He gives the likely source for these particles to be comets, since we know that comets can create meteors.This sounds plausible, but there are a few difficulties.First, of the three astronomy books mentioned, only this one mentioned comets as a source and another, as mentioned above, discountsd small particles almost entirely.
This is the first of two postings generated by the debate.
It contains Bob Bales's opening statement, Chris Stassen's rebuttal, and Bob Bales's closing remarks.
The supporting details are based on study, briefer than I would like, done for this debate.
Contrary to what is said about me on the net, I do understand the scientific method and can follow and evaluate the arguments.
If such a source of comets exists, observations are consistent with an old solar system.
If not, then the existence of short-period comets indicates a young solar system.
Paul Joss, in the above cited reference, calculates "no," by a factor of 40,000. H Delsemme ("Origin of Short-Period Comets," Astronomy and Astrophysics, 7-381, December, 1973) calculates that the answer is "yes." Edger Everhart (University of Denver), who has reviewed both calulations and has contributed his own theories ("Evaluation of Long- and Short-periord Orbits," Comets, edited by Laurel L.
Wilkening, University of Arizona Press, 1982), the answer is unknown.
Paul Joss, of the Institute for Advanced Study in Princeton, NJ, gives a value of 70 as an average.
("On the Origin of Short-Period Comets," Astronomy and Astrophysics, 1-273, June, 1973).

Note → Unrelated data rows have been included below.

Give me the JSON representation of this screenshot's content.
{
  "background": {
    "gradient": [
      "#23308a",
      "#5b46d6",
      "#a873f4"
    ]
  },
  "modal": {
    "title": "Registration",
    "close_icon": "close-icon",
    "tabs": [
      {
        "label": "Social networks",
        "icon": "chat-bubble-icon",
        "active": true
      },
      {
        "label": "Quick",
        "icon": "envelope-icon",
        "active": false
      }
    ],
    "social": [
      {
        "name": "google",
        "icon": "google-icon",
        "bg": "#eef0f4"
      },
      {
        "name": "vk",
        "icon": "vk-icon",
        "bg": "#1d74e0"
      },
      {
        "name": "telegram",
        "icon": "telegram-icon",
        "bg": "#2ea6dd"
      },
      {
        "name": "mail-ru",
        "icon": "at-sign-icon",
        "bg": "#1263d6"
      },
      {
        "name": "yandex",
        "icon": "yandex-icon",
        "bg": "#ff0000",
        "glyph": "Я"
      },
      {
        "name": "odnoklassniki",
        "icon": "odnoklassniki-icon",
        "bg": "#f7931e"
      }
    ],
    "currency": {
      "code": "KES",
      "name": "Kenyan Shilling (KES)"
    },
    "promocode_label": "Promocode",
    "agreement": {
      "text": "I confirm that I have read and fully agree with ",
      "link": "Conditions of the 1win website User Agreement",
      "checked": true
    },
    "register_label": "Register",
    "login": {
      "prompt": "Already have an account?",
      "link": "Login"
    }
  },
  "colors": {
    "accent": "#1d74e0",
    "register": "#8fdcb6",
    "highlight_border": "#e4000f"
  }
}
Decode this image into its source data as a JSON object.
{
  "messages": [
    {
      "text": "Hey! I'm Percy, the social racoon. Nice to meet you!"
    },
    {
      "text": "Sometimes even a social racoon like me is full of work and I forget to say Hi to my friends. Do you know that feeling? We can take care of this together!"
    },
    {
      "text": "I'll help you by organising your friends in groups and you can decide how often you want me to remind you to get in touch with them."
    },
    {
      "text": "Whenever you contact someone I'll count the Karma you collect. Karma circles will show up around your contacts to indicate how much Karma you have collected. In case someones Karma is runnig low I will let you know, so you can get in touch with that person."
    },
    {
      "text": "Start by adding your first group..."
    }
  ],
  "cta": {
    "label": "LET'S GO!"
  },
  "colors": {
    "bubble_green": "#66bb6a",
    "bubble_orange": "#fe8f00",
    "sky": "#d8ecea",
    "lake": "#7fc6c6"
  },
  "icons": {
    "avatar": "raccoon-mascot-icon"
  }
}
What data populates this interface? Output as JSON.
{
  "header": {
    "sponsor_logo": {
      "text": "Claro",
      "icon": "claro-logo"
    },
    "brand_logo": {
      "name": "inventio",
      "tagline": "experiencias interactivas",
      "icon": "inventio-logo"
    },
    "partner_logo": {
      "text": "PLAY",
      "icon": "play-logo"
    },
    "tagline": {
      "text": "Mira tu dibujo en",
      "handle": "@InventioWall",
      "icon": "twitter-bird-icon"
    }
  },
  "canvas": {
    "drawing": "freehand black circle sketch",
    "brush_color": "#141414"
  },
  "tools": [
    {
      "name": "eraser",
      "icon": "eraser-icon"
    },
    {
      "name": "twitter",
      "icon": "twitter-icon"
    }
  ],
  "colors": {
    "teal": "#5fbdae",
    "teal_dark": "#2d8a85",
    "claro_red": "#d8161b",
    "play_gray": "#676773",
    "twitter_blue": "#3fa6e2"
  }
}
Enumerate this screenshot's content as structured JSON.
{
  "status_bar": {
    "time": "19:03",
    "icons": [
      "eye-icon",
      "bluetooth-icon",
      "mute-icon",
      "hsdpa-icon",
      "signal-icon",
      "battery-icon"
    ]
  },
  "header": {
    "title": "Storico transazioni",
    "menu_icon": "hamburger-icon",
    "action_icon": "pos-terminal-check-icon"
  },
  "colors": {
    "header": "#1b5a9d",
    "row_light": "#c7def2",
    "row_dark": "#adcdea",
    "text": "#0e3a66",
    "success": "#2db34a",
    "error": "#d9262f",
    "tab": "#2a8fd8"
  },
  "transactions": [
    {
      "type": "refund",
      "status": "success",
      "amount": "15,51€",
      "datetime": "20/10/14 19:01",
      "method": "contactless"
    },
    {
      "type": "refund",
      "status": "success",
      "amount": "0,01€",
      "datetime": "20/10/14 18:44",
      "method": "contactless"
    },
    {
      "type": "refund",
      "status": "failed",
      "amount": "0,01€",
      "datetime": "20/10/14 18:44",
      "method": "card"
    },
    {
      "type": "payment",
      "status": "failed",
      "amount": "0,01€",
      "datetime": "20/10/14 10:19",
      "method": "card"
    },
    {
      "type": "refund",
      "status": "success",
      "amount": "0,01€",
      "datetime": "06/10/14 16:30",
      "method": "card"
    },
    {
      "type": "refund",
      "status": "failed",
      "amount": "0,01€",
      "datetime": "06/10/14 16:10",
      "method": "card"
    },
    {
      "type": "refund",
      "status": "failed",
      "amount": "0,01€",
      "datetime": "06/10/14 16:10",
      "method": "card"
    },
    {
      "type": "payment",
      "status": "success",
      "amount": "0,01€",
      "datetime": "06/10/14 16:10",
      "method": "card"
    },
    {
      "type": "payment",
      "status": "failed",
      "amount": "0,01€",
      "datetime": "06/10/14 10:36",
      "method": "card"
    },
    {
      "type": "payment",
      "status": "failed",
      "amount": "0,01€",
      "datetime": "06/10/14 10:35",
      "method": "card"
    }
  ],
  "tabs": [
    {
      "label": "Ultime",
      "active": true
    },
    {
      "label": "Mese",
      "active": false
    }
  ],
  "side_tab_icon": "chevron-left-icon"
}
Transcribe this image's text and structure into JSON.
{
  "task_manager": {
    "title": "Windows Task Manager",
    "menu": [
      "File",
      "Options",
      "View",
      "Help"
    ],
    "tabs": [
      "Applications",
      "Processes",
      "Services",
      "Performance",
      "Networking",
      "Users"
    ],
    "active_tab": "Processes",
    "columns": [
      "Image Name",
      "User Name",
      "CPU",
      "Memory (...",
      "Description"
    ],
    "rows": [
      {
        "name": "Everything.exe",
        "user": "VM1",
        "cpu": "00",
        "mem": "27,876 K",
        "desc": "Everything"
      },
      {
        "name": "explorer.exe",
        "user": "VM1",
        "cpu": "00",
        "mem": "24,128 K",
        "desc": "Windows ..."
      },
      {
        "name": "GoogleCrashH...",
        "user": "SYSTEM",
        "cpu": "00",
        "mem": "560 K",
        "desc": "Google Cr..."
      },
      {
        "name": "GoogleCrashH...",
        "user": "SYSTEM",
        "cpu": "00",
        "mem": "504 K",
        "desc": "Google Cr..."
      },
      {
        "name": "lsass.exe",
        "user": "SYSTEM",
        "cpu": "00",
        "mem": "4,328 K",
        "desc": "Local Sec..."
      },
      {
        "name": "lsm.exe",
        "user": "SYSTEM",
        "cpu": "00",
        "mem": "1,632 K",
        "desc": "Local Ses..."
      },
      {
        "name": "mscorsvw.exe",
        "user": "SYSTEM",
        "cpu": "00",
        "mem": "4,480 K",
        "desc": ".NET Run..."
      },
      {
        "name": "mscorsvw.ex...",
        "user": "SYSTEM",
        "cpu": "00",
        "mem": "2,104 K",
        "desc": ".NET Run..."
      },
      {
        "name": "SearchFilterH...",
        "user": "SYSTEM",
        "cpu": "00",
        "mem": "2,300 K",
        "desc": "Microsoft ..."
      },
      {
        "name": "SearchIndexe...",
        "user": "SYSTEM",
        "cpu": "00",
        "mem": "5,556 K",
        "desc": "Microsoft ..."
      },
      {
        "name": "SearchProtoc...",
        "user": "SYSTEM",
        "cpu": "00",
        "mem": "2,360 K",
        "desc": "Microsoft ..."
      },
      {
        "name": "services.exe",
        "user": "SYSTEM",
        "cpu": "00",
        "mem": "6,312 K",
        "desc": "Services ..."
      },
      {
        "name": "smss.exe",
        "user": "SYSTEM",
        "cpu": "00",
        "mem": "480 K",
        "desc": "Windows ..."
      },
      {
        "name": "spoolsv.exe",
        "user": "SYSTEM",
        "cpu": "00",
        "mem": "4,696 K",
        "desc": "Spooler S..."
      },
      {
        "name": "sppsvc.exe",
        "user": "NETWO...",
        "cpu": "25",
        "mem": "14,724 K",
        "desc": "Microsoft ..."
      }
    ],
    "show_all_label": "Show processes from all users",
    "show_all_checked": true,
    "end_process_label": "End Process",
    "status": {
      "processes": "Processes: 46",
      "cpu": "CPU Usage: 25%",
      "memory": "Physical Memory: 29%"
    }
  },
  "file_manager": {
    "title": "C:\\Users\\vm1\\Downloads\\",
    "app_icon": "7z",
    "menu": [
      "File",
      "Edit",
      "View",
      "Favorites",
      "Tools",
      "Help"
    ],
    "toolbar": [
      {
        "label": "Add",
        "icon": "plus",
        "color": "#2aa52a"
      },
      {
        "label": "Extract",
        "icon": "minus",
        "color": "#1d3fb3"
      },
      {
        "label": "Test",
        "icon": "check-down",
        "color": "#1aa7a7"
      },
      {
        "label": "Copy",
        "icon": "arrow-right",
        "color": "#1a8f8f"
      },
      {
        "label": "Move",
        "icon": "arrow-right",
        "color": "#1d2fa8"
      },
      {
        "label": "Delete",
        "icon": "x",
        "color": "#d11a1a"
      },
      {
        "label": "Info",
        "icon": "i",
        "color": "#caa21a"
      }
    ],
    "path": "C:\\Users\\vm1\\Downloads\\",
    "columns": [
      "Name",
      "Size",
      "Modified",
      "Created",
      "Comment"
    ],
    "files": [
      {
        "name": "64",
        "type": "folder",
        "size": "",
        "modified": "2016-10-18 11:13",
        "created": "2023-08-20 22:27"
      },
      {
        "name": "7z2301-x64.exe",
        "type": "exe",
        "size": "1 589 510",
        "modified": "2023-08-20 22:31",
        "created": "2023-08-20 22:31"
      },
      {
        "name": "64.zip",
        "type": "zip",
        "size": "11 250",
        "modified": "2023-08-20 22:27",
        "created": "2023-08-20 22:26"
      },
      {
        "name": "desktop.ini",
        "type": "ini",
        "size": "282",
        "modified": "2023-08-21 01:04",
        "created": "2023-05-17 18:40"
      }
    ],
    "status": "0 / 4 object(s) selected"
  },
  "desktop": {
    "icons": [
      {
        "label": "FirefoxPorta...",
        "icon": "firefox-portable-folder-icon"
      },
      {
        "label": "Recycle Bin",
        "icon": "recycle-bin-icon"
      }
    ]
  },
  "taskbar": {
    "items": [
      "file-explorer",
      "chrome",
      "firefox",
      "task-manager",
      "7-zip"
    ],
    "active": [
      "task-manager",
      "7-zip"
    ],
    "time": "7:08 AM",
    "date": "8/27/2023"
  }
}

Comets are supposedly diverted from the reservoir by the influence of passing stars.